TAVR for Bicuspid Aortic Stenosis
If you have severe aortic stenosis, in which your heart can’t send enough blood to your body, you may need a procedure to replace your aortic valve with a prosthetic one. This can be performed in one of two ways: through open heart surgery or with a less invasive procedure called transcatheter aortic valve replacement (TAVR). Since TAVR has now been approved as an option for most patients with severe aortic stenosis, researchers are looking into the safety of using TAVR to treat a particular type, called bicuspid aortic stenosis.
What is bicuspid aortic valve stenosis?
Your aortic valve connects your heart to your aorta, the main vessel that carries blood out to the rest of your body. A normal aortic valve has three flaps, or cusps, that open and close to control the direction of blood flow. But about 1 to 2% of the population are born with a bicuspid aortic valve, meaning it has only two flaps.
This can cause problems with the way your valve functions. The flaps can become stiff and not open fully, narrowing the connection between your heart and aorta. This is called aortic stenosis. The amount of blood pumped with each beat of your heart is reduced, so it’s forced to work harder to supply your body with the blood it needs. Over time, heart damage may occur, rendering it unable to keep up with the demand. You may experience symptoms such as dizziness or fainting, chest pain, fatigue, or shortness of breath.
Severe aortic stenosis can lead to heart failure as it progresses.
What do we know about TAVR for treating bicuspid aortic valve stenosis?
During TAVR, a thin, flexible tube called a catheter is inserted through a small incision in your groin or chest. The catheter is used to guide a folded-up replacement aortic valve through your blood vessels to the location of the diseased valve. Once it’s in the right place, the new valve expands, pushing aside the diseased valve and functioning in its place. The catheter is then carefully removed, and the incision is closed.
Randomized studies (often considered the “gold standard” where patients are randomly assigned to a specific treatment group) to compare TAVR to surgical aortic valve replacement (SAVR) have been very encouraging, but they have excluded patients with bicuspid aortic valves. Because of the anatomical differences between a bicuspid and a normal tricuspid aortic valve, there have been concerns as to whether TAVR would work as well in a bicuspid aortic valve.
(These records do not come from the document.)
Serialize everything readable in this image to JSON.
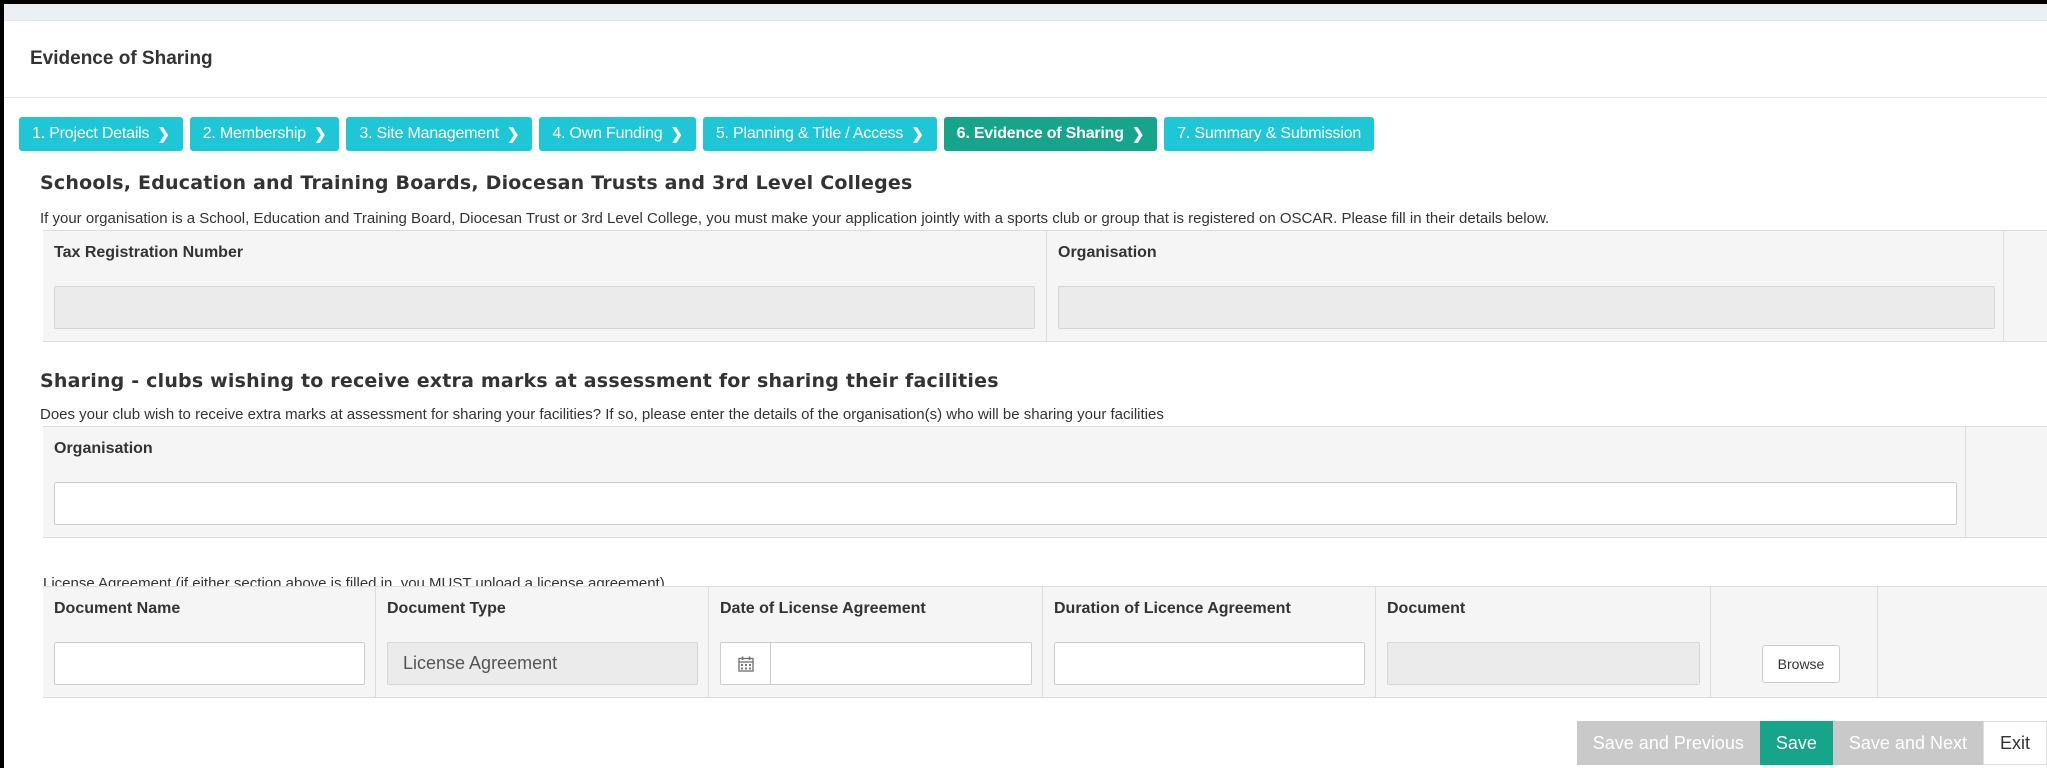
{
  "page": {
    "title": "Evidence of Sharing"
  },
  "tabs": [
    {
      "label": "1. Project Details",
      "active": false
    },
    {
      "label": "2. Membership",
      "active": false
    },
    {
      "label": "3. Site Management",
      "active": false
    },
    {
      "label": "4. Own Funding",
      "active": false
    },
    {
      "label": "5. Planning & Title / Access",
      "active": false
    },
    {
      "label": "6. Evidence of Sharing",
      "active": true
    },
    {
      "label": "7. Summary & Submission",
      "active": false
    }
  ],
  "schools_section": {
    "title": "Schools, Education and Training Boards, Diocesan Trusts and 3rd Level Colleges",
    "description": "If your organisation is a School, Education and Training Board, Diocesan Trust or 3rd Level College, you must make your application jointly with a sports club or group that is registered on OSCAR. Please fill in their details below.",
    "columns": [
      "Tax Registration Number",
      "Organisation"
    ],
    "row": {
      "tax_registration_number": "",
      "organisation": ""
    }
  },
  "sharing_section": {
    "title": "Sharing - clubs wishing to receive extra marks at assessment for sharing their facilities",
    "description": "Does your club wish to receive extra marks at assessment for sharing your facilities? If so, please enter the details of the organisation(s) who will be sharing your facilities",
    "columns": [
      "Organisation"
    ],
    "row": {
      "organisation": ""
    }
  },
  "license_section": {
    "label": "License Agreement (if either section above is filled in, you MUST upload a license agreement)",
    "columns": [
      "Document Name",
      "Document Type",
      "Date of License Agreement",
      "Duration of Licence Agreement",
      "Document",
      ""
    ],
    "row": {
      "document_name": "",
      "document_type": "License Agreement",
      "date": "",
      "duration": "",
      "document": "",
      "browse_label": "Browse"
    }
  },
  "footer_buttons": {
    "save_previous": "Save and Previous",
    "save": "Save",
    "save_next": "Save and Next",
    "exit": "Exit"
  },
  "colors": {
    "tab": "#1ec6d6",
    "tab_active": "#16a58b",
    "save_button": "#16a58b",
    "disabled_button": "#c9c9c9"
  },
  "icons": {
    "tab_chevron": "chevron-right-icon",
    "calendar": "calendar-icon"
  }
}
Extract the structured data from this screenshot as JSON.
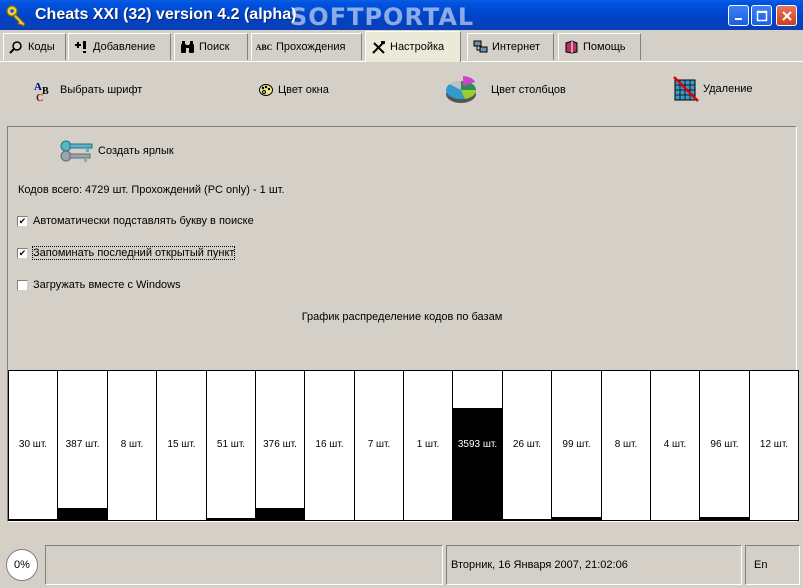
{
  "window": {
    "title": "Cheats XXI (32)  version 4.2 (alpha)",
    "watermark": "SOFTPORTAL"
  },
  "tabs": [
    {
      "label": "Коды",
      "icon": "magnifier-icon"
    },
    {
      "label": "Добавление",
      "icon": "add-icon"
    },
    {
      "label": "Поиск",
      "icon": "binoculars-icon"
    },
    {
      "label": "Прохождения",
      "icon": "abc-icon"
    },
    {
      "label": "Настройка",
      "icon": "tools-icon",
      "active": true
    },
    {
      "label": "Интернет",
      "icon": "network-icon"
    },
    {
      "label": "Помощь",
      "icon": "book-icon"
    }
  ],
  "settings": {
    "font_label": "Выбрать шрифт",
    "window_color_label": "Цвет окна",
    "bar_color_label": "Цвет столбцов",
    "delete_label": "Удаление"
  },
  "panel": {
    "shortcut_label": "Создать ярлык",
    "info": "Кодов всего:  4729 шт.  Прохождений (PC only) - 1 шт.",
    "checkboxes": [
      {
        "label": "Автоматически подставлять букву в поиске",
        "checked": true
      },
      {
        "label": "Запоминать последний открытый пункт",
        "checked": true
      },
      {
        "label": "Загружать вместе с Windows",
        "checked": false
      }
    ],
    "graph_title": "График распределение кодов по базам"
  },
  "chart_data": {
    "type": "bar",
    "title": "График распределение кодов по базам",
    "values": [
      30,
      387,
      8,
      15,
      51,
      376,
      16,
      7,
      1,
      3593,
      26,
      99,
      8,
      4,
      96,
      12
    ],
    "labels": [
      "30 шт.",
      "387 шт.",
      "8 шт.",
      "15 шт.",
      "51 шт.",
      "376 шт.",
      "16 шт.",
      "7 шт.",
      "1 шт.",
      "3593 шт.",
      "26 шт.",
      "99 шт.",
      "8 шт.",
      "4 шт.",
      "96 шт.",
      "12 шт."
    ],
    "ylim": [
      0,
      3593
    ]
  },
  "status": {
    "progress": "0%",
    "datetime": "Вторник, 16 Января 2007, 21:02:06",
    "language": "En"
  }
}
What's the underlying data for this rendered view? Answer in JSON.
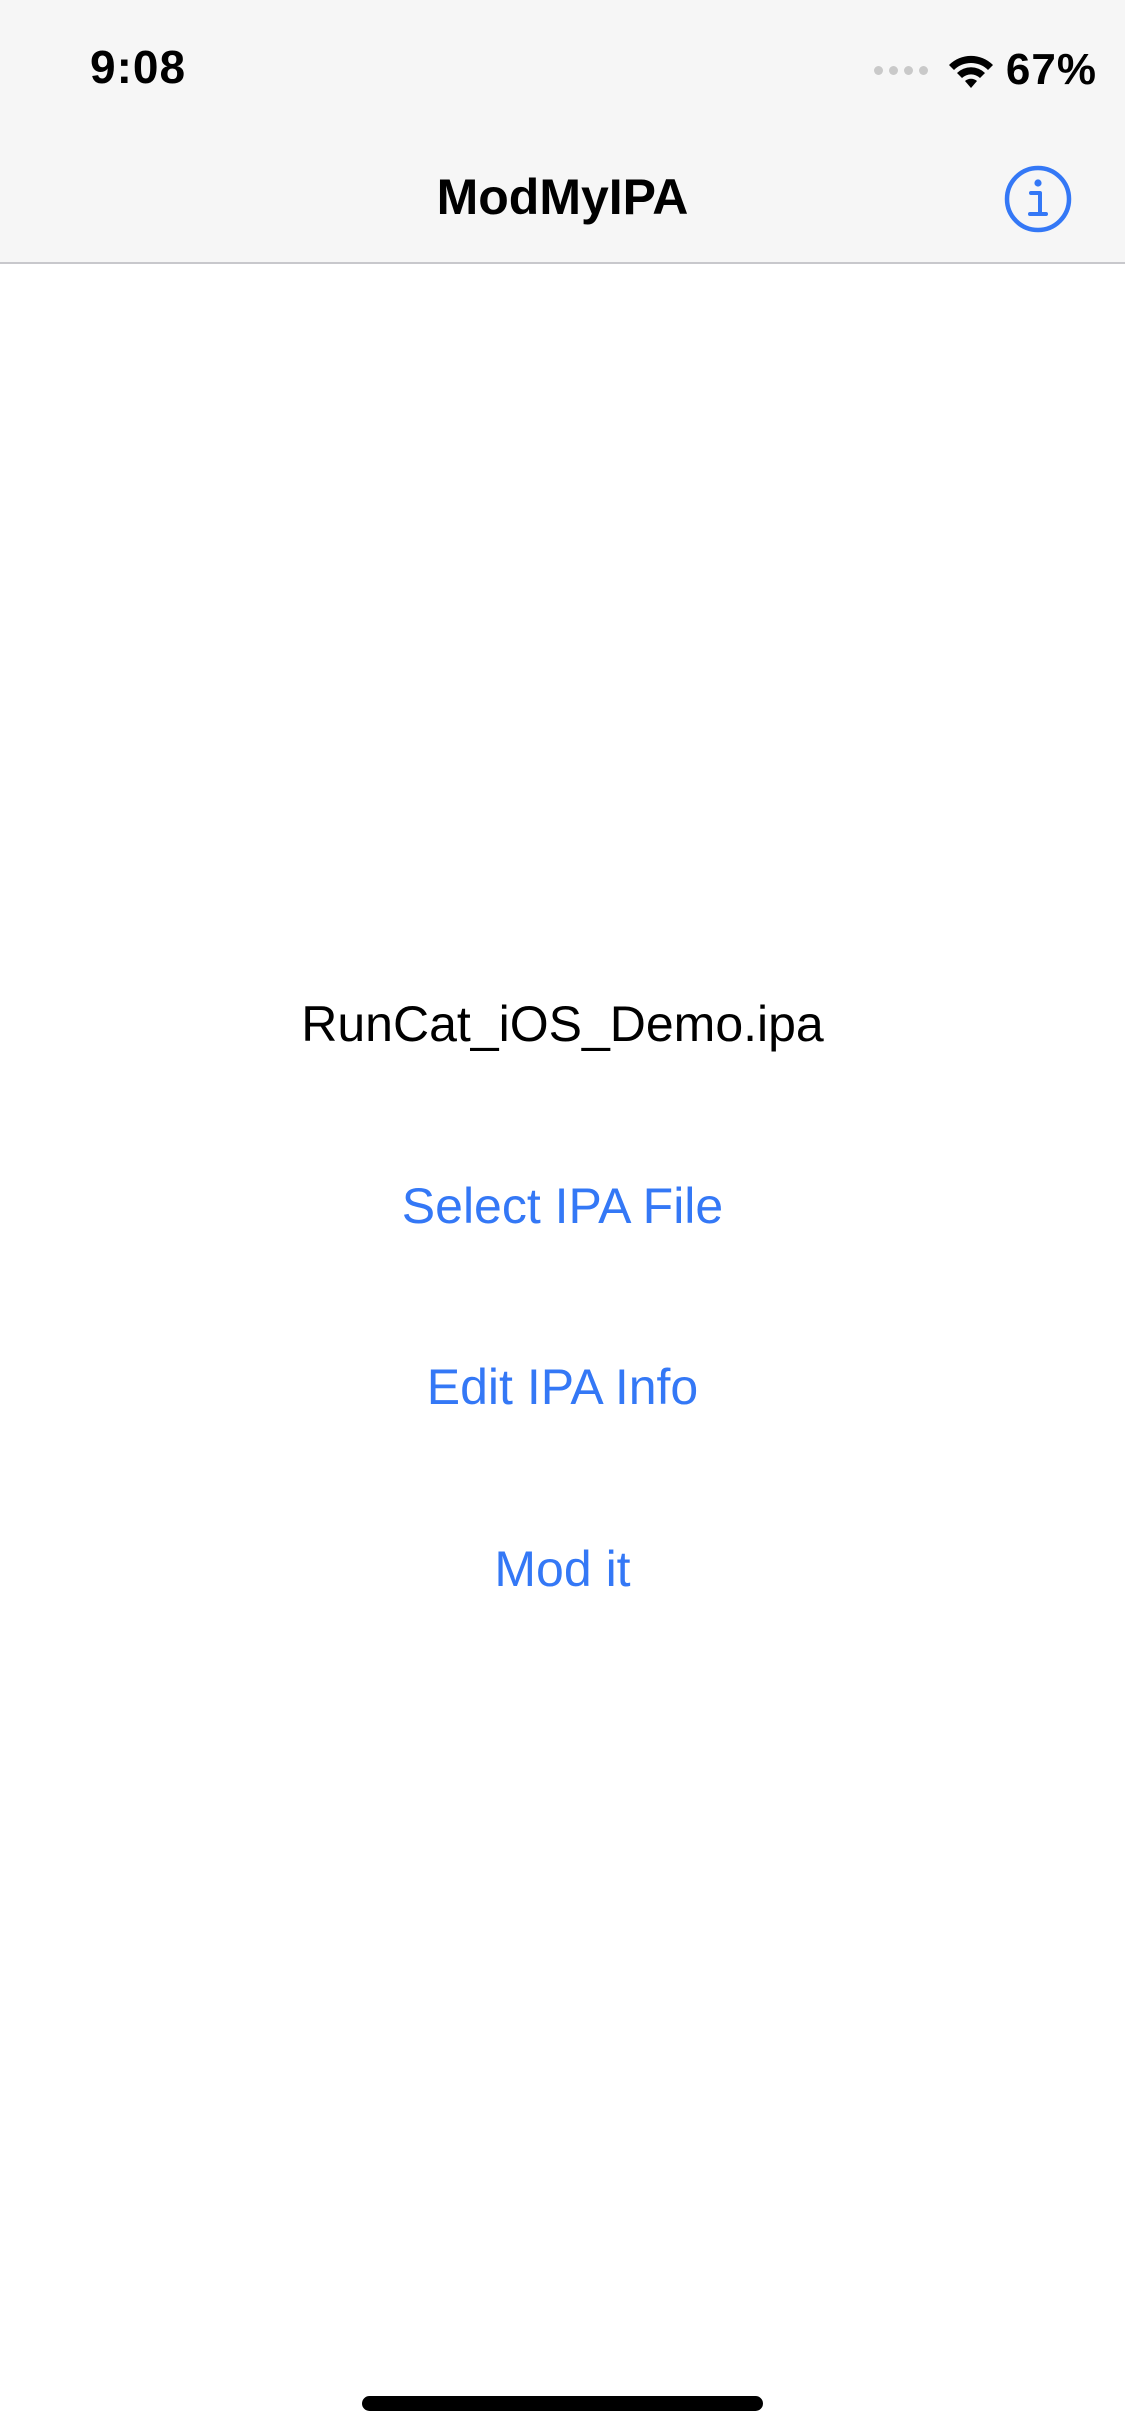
{
  "status_bar": {
    "time": "9:08",
    "battery": "67%",
    "icons": [
      "signal-dots-icon",
      "wifi-icon"
    ]
  },
  "nav": {
    "title": "ModMyIPA",
    "info_icon": "info-circle-icon",
    "accent": "#3478f6"
  },
  "main": {
    "file_name": "RunCat_iOS_Demo.ipa",
    "select_label": "Select IPA File",
    "edit_label": "Edit IPA Info",
    "mod_label": "Mod it"
  }
}
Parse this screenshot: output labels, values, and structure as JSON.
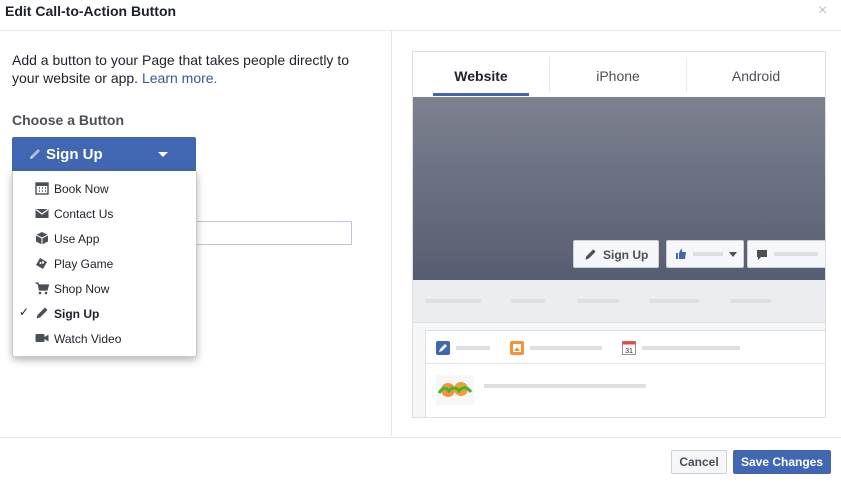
{
  "dialog": {
    "title": "Edit Call-to-Action Button",
    "close_glyph": "×"
  },
  "left": {
    "intro_text": "Add a button to your Page that takes people directly to your website or app.",
    "learn_more": "Learn more.",
    "choose_label": "Choose a Button",
    "selected_button": {
      "label": "Sign Up",
      "icon": "pencil-icon"
    },
    "menu_items": [
      {
        "label": "Book Now",
        "icon": "calendar-icon",
        "selected": false
      },
      {
        "label": "Contact Us",
        "icon": "envelope-icon",
        "selected": false
      },
      {
        "label": "Use App",
        "icon": "cube-icon",
        "selected": false
      },
      {
        "label": "Play Game",
        "icon": "gamepad-icon",
        "selected": false
      },
      {
        "label": "Shop Now",
        "icon": "cart-icon",
        "selected": false
      },
      {
        "label": "Sign Up",
        "icon": "pencil-icon",
        "selected": true
      },
      {
        "label": "Watch Video",
        "icon": "video-icon",
        "selected": false
      }
    ],
    "check_glyph": "✓"
  },
  "preview": {
    "tabs": [
      {
        "label": "Website",
        "active": true
      },
      {
        "label": "iPhone",
        "active": false
      },
      {
        "label": "Android",
        "active": false
      }
    ],
    "cta_label": "Sign Up",
    "calendar_day": "31"
  },
  "footer": {
    "cancel_label": "Cancel",
    "save_label": "Save Changes"
  },
  "colors": {
    "accent": "#4267b2",
    "link": "#365899"
  }
}
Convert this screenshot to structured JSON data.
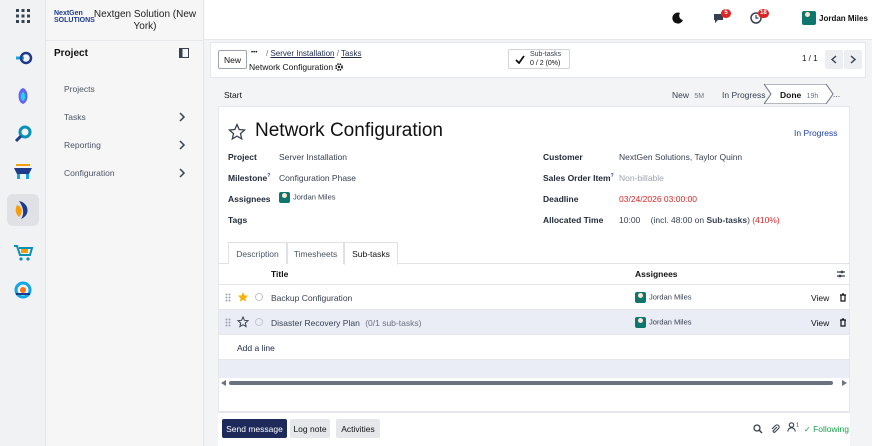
{
  "brand": {
    "logo_text": "NextGen SOLUTIONS",
    "company_name": "Nextgen Solution (New York)"
  },
  "side_menu": {
    "title": "Project",
    "items": [
      {
        "label": "Projects",
        "has_submenu": false
      },
      {
        "label": "Tasks",
        "has_submenu": true
      },
      {
        "label": "Reporting",
        "has_submenu": true
      },
      {
        "label": "Configuration",
        "has_submenu": true
      }
    ]
  },
  "topbar": {
    "messages_badge": "5",
    "activities_badge": "18",
    "user_name": "Jordan Miles"
  },
  "control_panel": {
    "new_label": "New",
    "more_label": "•••",
    "breadcrumb": [
      "Server Installation",
      "Tasks"
    ],
    "record_name": "Network Configuration",
    "subtasks_label": "Sub-tasks",
    "subtasks_count": "0 / 2 (0%)",
    "pager": "1 / 1"
  },
  "statusbar": {
    "start_label": "Start",
    "stages": [
      {
        "label": "New",
        "suffix": "5M"
      },
      {
        "label": "In Progress",
        "suffix": ""
      },
      {
        "label": "Done",
        "suffix": "19h"
      }
    ],
    "more": "..."
  },
  "task": {
    "title": "Network Configuration",
    "state": "In Progress",
    "left_fields": [
      {
        "label": "Project",
        "value": "Server Installation"
      },
      {
        "label": "Milestone",
        "value": "Configuration Phase"
      },
      {
        "label": "Assignees",
        "value": "Jordan Miles"
      },
      {
        "label": "Tags",
        "value": ""
      }
    ],
    "right_fields": {
      "customer_label": "Customer",
      "customer_value": "NextGen Solutions, Taylor Quinn",
      "sol_label": "Sales Order Item",
      "sol_placeholder": "Non-billable",
      "deadline_label": "Deadline",
      "deadline_value": "03/24/2026 03:00:00",
      "allocated_label": "Allocated Time",
      "allocated_value": "10:00",
      "allocated_incl_prefix": "(incl. 48:00 on",
      "allocated_incl_bold": "Sub-tasks",
      "allocated_incl_suffix": ")",
      "allocated_percent": "(410%)"
    },
    "help_mark": "?"
  },
  "tabs": [
    "Description",
    "Timesheets",
    "Sub-tasks"
  ],
  "subtasks": {
    "col_title": "Title",
    "col_assignees": "Assignees",
    "rows": [
      {
        "title": "Backup Configuration",
        "extra": "",
        "starred": true,
        "assignee": "Jordan Miles",
        "view": "View"
      },
      {
        "title": "Disaster Recovery Plan",
        "extra": "(0/1 sub-tasks)",
        "starred": false,
        "assignee": "Jordan Miles",
        "view": "View"
      }
    ],
    "add_line": "Add a line"
  },
  "chatter": {
    "send_message": "Send message",
    "log_note": "Log note",
    "activities": "Activities",
    "followers_count": "1",
    "following": "Following"
  },
  "colors": {
    "primary": "#1e2a5a",
    "accent_blue": "#1e40af",
    "danger": "#dc2626",
    "success": "#16a34a",
    "star": "#f5b301"
  }
}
However, other studies have examined data and tracked patients with bicuspid and tricuspid valves who underwent TAVR. Though they aren’t randomized trials, they have shown that TAVR can be performed successfully with good outcomes in patients with bicuspid aortic valves, especially with newer generation replacement valves. TAVR did not show any significant difference in mortality when comparing patients with bicuspid and tricuspid aortic stenosis. Those with bicuspid valves did show a higher rate of stroke in the 30 days after surgery, but there was no significant difference in stroke risk a year later. Improvements in quality of life and ability to function were similar in both groups.
Though TAVR has advantages over SAVR because it’s less invasive, requires a much shorter hospital stay, and recovery is often significantly less painful, not everyone is a candidate. The structure of bicuspid valves can vary from person to person, making TAVR a better choice for some than others. Also, about 25% of people with bicuspid aortic valves also have an enlarged aorta. For these cases, open-heart surgery may be suggested to correct both issues.
The bottom line is if you have bicuspid aortic stenosis, treatment is not the same across the board. Your doctor will consider your anatomy, your risk factors, your age, your overall health, and your preferences to determine the best option for you.